Chaplain Joshua Hayashi and Ms. Diane Sweeney
A dynamic team of an educator, a chaplain, a scientist and media specialists will produce multimedia curricula for high school students. This series will encourage and challenge young people to think deeply about God's role as Creator. Through professionally produced, short documentary films, expert commentary, and student testimonies, this project will help students connect and deepen their Christian faith with their biology curricula. In addition, a printed study guide will help facilitate guided small group discussion to help them process these ideas.
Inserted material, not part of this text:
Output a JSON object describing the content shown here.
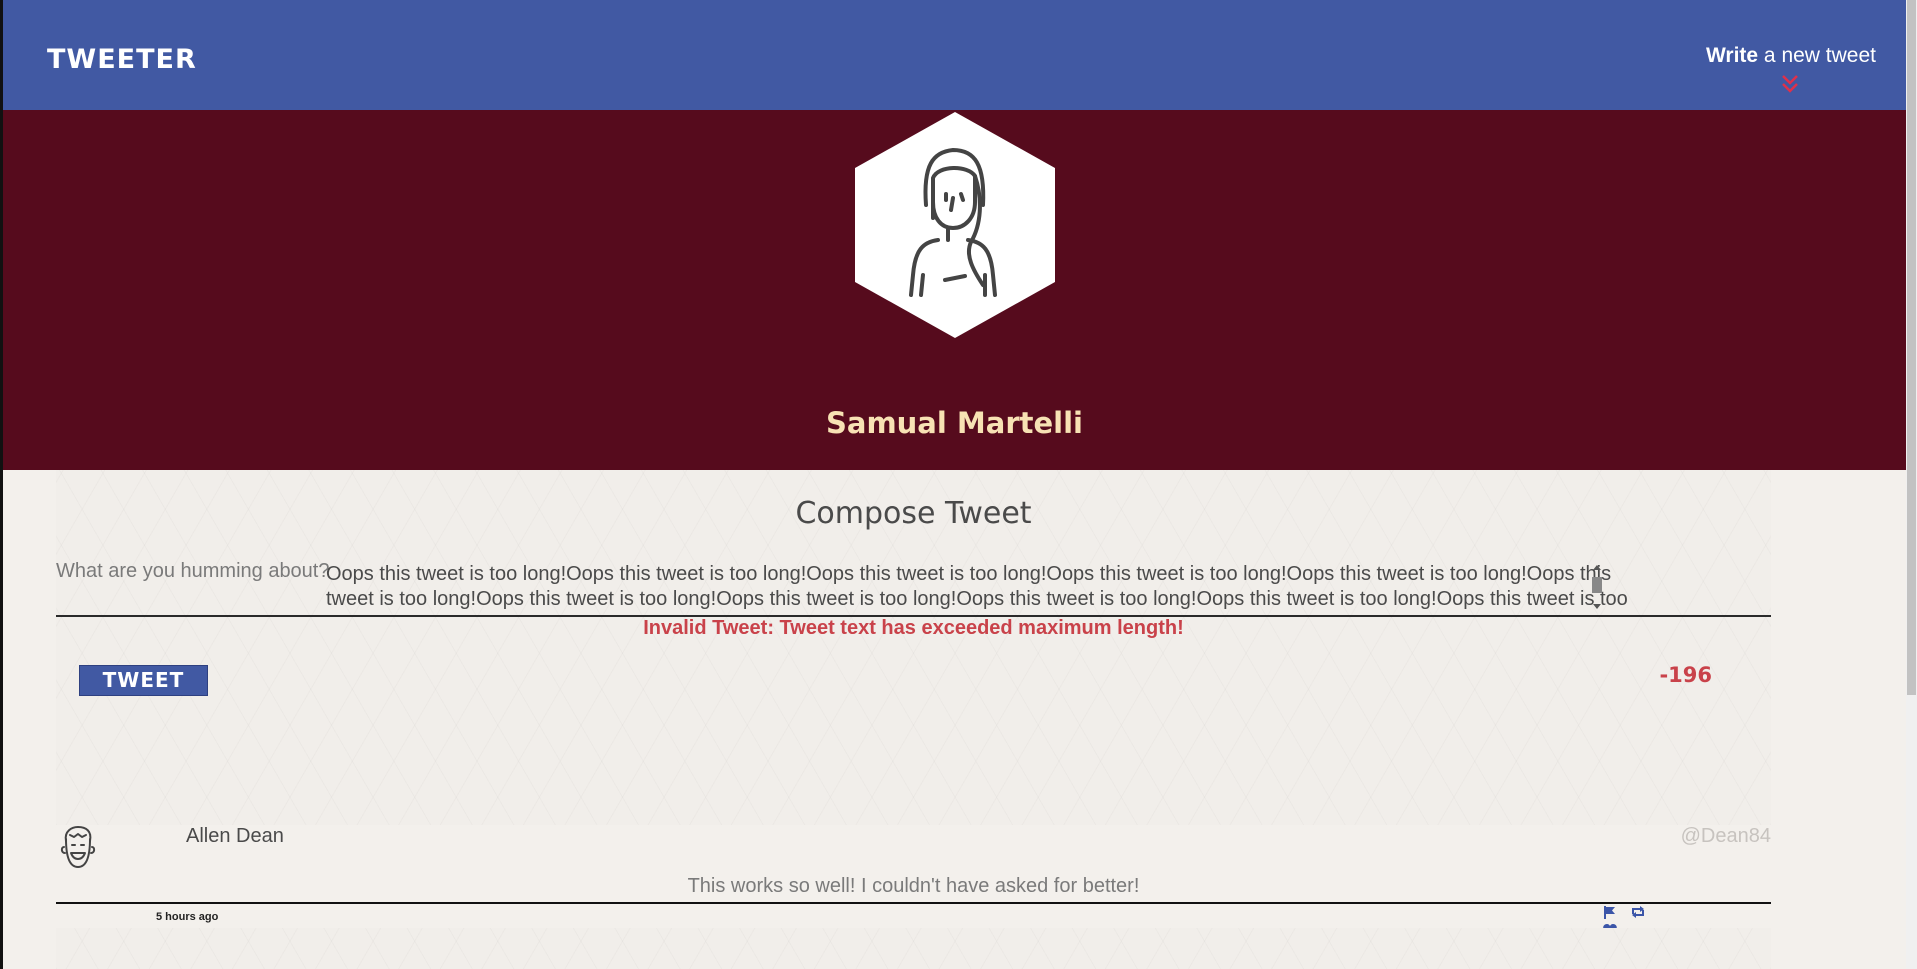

This series will attempt to augment and deepen the biology class curricula by connecting to the orthodox teaching they have learned in church about our Creator and his relationship to creation. We recognize the personal and intellectual tension that our students face in our society which polarizes faith and science. Questions that seek to integrate the sciences and faith into a larger world-view are routinely dismissed. In essence, we hope to take the answers to several questions that students struggle with that are explained so eloquently in The Language of Science and Faith (Giberson & Collins, 2011), and make them visual, tangible and more tailored to this audience. The series of lessons will be geared primarily towards engaging the attention of the Christian millennial generation in their high school and early college years.
Catalyzing Compatibility of Evolution and Christian Faith on Secular Campuses: Curricular Resources for Student Groups
Harvey Mudd College
Dr. David Vosburg
Christian students at secular colleges and universities often feel that their faith is in conflict with the findings of modern science, particularly evolution. Many then feel compelled to choose one and reject the other, or to settle for a diluted and uninspired faith. Neither of these options is ultimately helpful for the student, for the integrity of the Christian faith, for effective witness to non-believers, or for encouraging talented Christian students to pursue careers in science. These students need help, and they are not finding it. Their churches and campus ministers either perpetuate the message of conflict between faith and evolution or feel ill-equipped to tackle such an intimidating and controversial topic. Students need resources that affirm core Christian values, have a high view of biblical authority, give credence to evolutionary creationism without being forceful, are user-friendly, and are designed for group discussion. I propose to develop, field test, publish, and promote curricula that Christian student groups or churches could use to promote healthy dialogue on evolution and Christian faith. My aim is to catalyze productive and stimulating conversations, to convey that evolutionary creation can be compatible with Christian faith and can even enrich it. Today’s students are tomorrow’s leaders in the church and in science—they need to consider the message of compatibility in community and to be encouraged to seek God’s truth in the Bible and in creation.